I usually don’t buy into the whole “this series didn’t finish the way I wanted it to”. Mainly because a) I understand the crushing pressure of meeting reader expectations, of writing for an audience, of trying to cap a story off in a satisfactory way while being true to yourself, and b) I don’t usually care all that much. And I doubly don’t care when it’s not even a series I’ve really read.
However, I couldn’t help taking note of the whole furore around the Sookie Stackhouse series. I just couldn’t. Because even I, with my one-book-read-one-TV-series-watched-limited-experience, could see how problematic that ending was. And not in a “betraying some pairing I don’t give a crap about” way. In a kind of…betraying the initial themes of your series sort of way.
I always thought the books were about vampire acceptance and so on – that Sookie stood out because she understood. And I liked that she wanted more than her humdrum life. So to end it on that note…to have her return to that life, and the guy who always had a crush on her…well, it seems like the biggest retrogressive step since Dorothy decided fook Oz, I want depression era Kansas!
Very few people want grinding poverty and hardship over a magical world. Don’t try to tell me they do. And I can’t help thinking that the same message is in the end of Harris’ books: women don’t want more. They want less, less, less!
Though I guess I could forgive that possible message, if I didn’t suspect the reason for it was based on the need to subvert reader expectations. I mean, I can imagine what the weight of that audience must have been like – I’ve experienced maybe one millionth of it and one millionth of it is heavy enough. And I get that the pressure and the urge to surprise and do something different and not give in when you have a “vision” must be strong.
But here’s the thing: what’s so bad about giving readers what they want? I don’t mean compromising yourself or your work. I don’t mean selling out, or just giving in to what everyone is saying. I just mean…what’s so bad about writing with your audience in mind?
I love writing with my audience in my mind. And although it’s sometimes tough and frustrating and I feel buried beneath the expectation that I’m probably just imagining, I don’t think I’d have it any other way. Why would I? The thrill of having readers and wanting to give them something they like far outweighs that little voice in my head that wishes I could go back and write clean and fresh and with no worries about it.

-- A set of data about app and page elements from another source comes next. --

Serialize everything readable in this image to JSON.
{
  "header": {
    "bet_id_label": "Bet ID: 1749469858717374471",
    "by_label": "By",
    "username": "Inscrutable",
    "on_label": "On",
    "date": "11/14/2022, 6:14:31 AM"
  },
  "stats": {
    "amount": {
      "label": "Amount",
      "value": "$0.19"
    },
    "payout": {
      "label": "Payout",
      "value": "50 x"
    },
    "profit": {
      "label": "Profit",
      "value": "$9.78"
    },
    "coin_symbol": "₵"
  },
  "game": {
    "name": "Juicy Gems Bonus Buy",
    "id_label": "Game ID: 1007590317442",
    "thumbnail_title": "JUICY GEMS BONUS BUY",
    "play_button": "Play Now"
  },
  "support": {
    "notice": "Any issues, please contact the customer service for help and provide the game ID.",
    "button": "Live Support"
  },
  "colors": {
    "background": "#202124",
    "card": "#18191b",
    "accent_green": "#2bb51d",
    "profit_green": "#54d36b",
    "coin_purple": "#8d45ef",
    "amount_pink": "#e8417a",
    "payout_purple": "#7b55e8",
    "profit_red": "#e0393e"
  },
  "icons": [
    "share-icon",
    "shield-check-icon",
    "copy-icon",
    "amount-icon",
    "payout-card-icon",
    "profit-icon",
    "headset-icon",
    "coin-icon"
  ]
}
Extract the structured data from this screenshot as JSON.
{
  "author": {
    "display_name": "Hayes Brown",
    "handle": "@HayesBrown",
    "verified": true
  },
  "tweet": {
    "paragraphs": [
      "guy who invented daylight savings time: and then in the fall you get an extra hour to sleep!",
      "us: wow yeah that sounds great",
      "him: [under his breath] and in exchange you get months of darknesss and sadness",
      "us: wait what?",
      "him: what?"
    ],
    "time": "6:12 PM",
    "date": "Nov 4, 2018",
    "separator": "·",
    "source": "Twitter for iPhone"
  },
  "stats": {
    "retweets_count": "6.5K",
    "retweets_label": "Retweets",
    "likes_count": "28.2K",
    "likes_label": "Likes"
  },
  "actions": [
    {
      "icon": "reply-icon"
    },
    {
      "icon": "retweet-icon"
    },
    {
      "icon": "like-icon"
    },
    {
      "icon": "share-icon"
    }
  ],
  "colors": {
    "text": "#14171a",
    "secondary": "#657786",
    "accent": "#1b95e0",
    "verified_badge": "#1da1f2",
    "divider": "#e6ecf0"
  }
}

Because the truth is…even back then when I had no readers, and didn’t worry about what I was writing…I still worried about what I was writing. I was still always aware of my genre, of its boundaries, of what I could do with those boundaries. How far could I push them? How could I operate within them and still be myself? All my works have been an experiment in that very thing: being different within the conventions.
I love nothing better than taking the familiar – taking something that readers will love – and putting my own spin on it. In fact, that’s what I prefer to do, and I think it’s because I actually love most of the things that many readers want. I am a reader myself. I love popular tropes. I love angsty vampires and sexy billionaires and bad boys with a heart of gold.
I just like to tell stories about them in my own way. For me, it’s all in the telling. Not the trope. No matter what reader expectations are…no matter how much that pressure gets to you…no matter how many people accuse you of jumping on some bandwagon that existed well before the band first made a billion dollars…it’s the telling that really counts. And I hope I always feel that way. I’m not so proud I can pretend readers don’t matter.
But I can still be me when I write for them.